A Bucks MP has called on the Home Office to improve help for adults and children living with autism who are also suffering from domestic abuse.

During a Commons statement by the safeguarding minister, Victoria Atkins, on domestic abuse and hidden harms, Chesham and Amersham MP Dame Cheryl Gillan said some of the people “suffering most adversely in this lockdown are adults and children with autism.”


Dame Cheryl, who chairs the all-party parliamentary group on autism and introduced the landmark Autism Act 11 years ago, said: “Madam Deputy Speaker, you and I have both worked on this important policy area in the past, and I commend the minister on her statement and the added protections she is putting in place.

“However, evidence is now becoming available that some of the people who are suffering most adversely in this lockdown are adults and children with autism.

“So that more appropriate and better services can be offered to them to alleviate their suffering, what data are the Government collecting on individuals and families with an autistic member suffering from domestic abuse, and the hidden harms the minister has referred to, during this lockdown?

“If the answer is none, can this be remedied immediately? If that data is being collected, can it be published on a regular basis so that specialised support for this vulnerable group of adults and children can be improved?”

It comes after domestic abuse reports surged during the pandemic, with domestic violence charity Refuge said it saw an 80 per cent increase in calls to its helpline during the first national lockdown – a trend the government believes is continuing.

Ms Atkins replied to Mrs Gillan, saying no matter what health conditions and disabilities people are living with, “they should not be victims of these terrible crimes”.

She said: “My right hon. friend is absolutely right to raise the needs of people living with autism and other such conditions, as she always does when the opportunity presents itself.

“I hope that she welcomes the mental health reforms that the Government have announced this week, which will be a real step forward in us all understanding the differences between autism and Asperger’s, and the ways in which they are wrongly treated at this point in time under the historic legislation.
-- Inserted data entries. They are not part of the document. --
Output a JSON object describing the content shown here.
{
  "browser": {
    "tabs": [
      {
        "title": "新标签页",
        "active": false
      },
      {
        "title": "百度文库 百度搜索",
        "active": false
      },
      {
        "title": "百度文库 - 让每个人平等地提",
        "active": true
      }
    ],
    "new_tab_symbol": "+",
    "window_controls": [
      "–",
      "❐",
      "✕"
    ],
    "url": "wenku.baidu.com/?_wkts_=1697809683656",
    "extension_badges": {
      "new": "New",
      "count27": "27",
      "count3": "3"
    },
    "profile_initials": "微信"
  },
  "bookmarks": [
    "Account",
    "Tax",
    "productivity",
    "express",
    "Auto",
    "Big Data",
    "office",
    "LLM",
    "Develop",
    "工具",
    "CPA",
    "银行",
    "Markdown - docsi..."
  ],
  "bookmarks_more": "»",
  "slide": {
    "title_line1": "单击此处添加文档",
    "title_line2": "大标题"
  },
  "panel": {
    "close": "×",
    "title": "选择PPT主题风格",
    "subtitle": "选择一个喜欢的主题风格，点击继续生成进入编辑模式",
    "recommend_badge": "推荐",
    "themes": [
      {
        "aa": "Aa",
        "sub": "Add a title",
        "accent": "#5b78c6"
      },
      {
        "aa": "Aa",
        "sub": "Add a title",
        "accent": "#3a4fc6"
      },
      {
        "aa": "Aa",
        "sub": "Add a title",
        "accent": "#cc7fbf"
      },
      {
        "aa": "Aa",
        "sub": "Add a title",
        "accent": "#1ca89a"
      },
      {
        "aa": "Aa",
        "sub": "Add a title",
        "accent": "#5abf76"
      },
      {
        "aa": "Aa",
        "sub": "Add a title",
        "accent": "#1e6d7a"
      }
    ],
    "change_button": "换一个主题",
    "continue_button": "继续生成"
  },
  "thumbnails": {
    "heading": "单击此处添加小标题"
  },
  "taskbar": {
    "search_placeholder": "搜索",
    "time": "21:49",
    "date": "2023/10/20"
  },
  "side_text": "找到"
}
“I also hope that she is aware of the national strategy for disabled people, which the Prime Minister is absolutely committed to publishing.

“Only yesterday or the day before, in fact, I attended a meeting chaired by my hon. Friend Justin Tomlinson, to work out across Government how we can help people with disabilities, including those who live with autism.

“As to the specific points on data, sadly, there is much room for improvement when it comes to the collection of data in respect of victims.

“I will take away my right hon. friend’s specific question, because I am very clear in my mind as to how those health conditions can make a person more vulnerable to exploitation and abuse, and ensuring that disabled victims of domestic abuse are better looked after will be part of our work.

“I will draw upon her advice and wisdom in this respect, because we want to be clear that no matter what health conditions and disabilities people are living with, they should not be victims of these terrible crimes.”

Mrs Gillan said afterwards: “Individuals and families affected by autism face a challenging time during the pandemic, and it is reassuring to hear that the minister is making their welfare a priority.”